**Information provided:**
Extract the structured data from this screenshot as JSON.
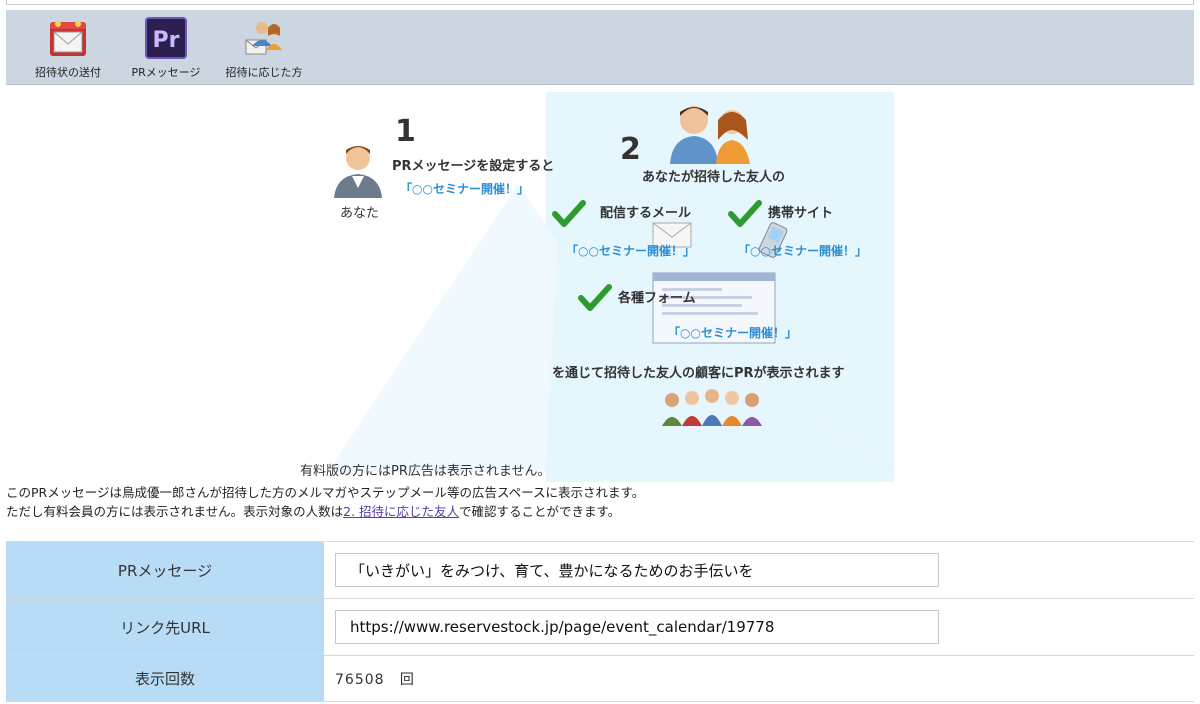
{
  "toolbar": {
    "items": [
      {
        "label": "招待状の送付",
        "icon": "invitation-envelope-icon"
      },
      {
        "label": "PRメッセージ",
        "icon": "pr-app-icon",
        "icon_text": "Pr"
      },
      {
        "label": "招待に応じた方",
        "icon": "people-envelope-icon"
      }
    ]
  },
  "illustration": {
    "step1": {
      "number": "1",
      "text": "PRメッセージを設定すると",
      "sample": "「○○セミナー開催！」",
      "you_label": "あなた"
    },
    "step2": {
      "number": "2",
      "heading": "あなたが招待した友人の",
      "mail_label": "配信するメール",
      "mail_sample": "「○○セミナー開催！」",
      "mobile_label": "携帯サイト",
      "mobile_sample": "「○○セミナー開催！」",
      "form_label": "各種フォーム",
      "form_sample": "「○○セミナー開催！」",
      "result": "を通じて招待した友人の顧客にPRが表示されます"
    },
    "note": "有料版の方にはPR広告は表示されません。"
  },
  "description": {
    "line1": "このPRメッセージは鳥成優一郎さんが招待した方のメルマガやステップメール等の広告スペースに表示されます。",
    "line2_before": "ただし有料会員の方には表示されません。表示対象の人数は",
    "line2_link": "2. 招待に応じた友人",
    "line2_after": "で確認することができます。"
  },
  "form": {
    "pr_label": "PRメッセージ",
    "pr_value": "「いきがい」をみつけ、育て、豊かになるためのお手伝いを",
    "url_label": "リンク先URL",
    "url_value": "https://www.reservestock.jp/page/event_calendar/19778",
    "count_label": "表示回数",
    "count_value": "76508",
    "count_unit": "回"
  },
  "colors": {
    "toolbar_bg": "#ccd6e0",
    "panel_bg": "#e6f6fd",
    "header_cell": "#b8dcf6",
    "accent_blue": "#2b8fd6",
    "check_green": "#2e9b2e"
  }
}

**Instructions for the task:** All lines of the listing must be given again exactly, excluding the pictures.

**Solution:**
Extract the structured data from this screenshot as JSON.
{
  "toolbar": {
    "items": [
      {
        "label": "招待状の送付",
        "icon": "invitation-envelope-icon"
      },
      {
        "label": "PRメッセージ",
        "icon": "pr-app-icon",
        "icon_text": "Pr"
      },
      {
        "label": "招待に応じた方",
        "icon": "people-envelope-icon"
      }
    ]
  },
  "illustration": {
    "step1": {
      "number": "1",
      "text": "PRメッセージを設定すると",
      "sample": "「○○セミナー開催！」",
      "you_label": "あなた"
    },
    "step2": {
      "number": "2",
      "heading": "あなたが招待した友人の",
      "mail_label": "配信するメール",
      "mail_sample": "「○○セミナー開催！」",
      "mobile_label": "携帯サイト",
      "mobile_sample": "「○○セミナー開催！」",
      "form_label": "各種フォーム",
      "form_sample": "「○○セミナー開催！」",
      "result": "を通じて招待した友人の顧客にPRが表示されます"
    },
    "note": "有料版の方にはPR広告は表示されません。"
  },
  "description": {
    "line1": "このPRメッセージは鳥成優一郎さんが招待した方のメルマガやステップメール等の広告スペースに表示されます。",
    "line2_before": "ただし有料会員の方には表示されません。表示対象の人数は",
    "line2_link": "2. 招待に応じた友人",
    "line2_after": "で確認することができます。"
  },
  "form": {
    "pr_label": "PRメッセージ",
    "pr_value": "「いきがい」をみつけ、育て、豊かになるためのお手伝いを",
    "url_label": "リンク先URL",
    "url_value": "https://www.reservestock.jp/page/event_calendar/19778",
    "count_label": "表示回数",
    "count_value": "76508",
    "count_unit": "回"
  },
  "colors": {
    "toolbar_bg": "#ccd6e0",
    "panel_bg": "#e6f6fd",
    "header_cell": "#b8dcf6",
    "accent_blue": "#2b8fd6",
    "check_green": "#2e9b2e"
  }
}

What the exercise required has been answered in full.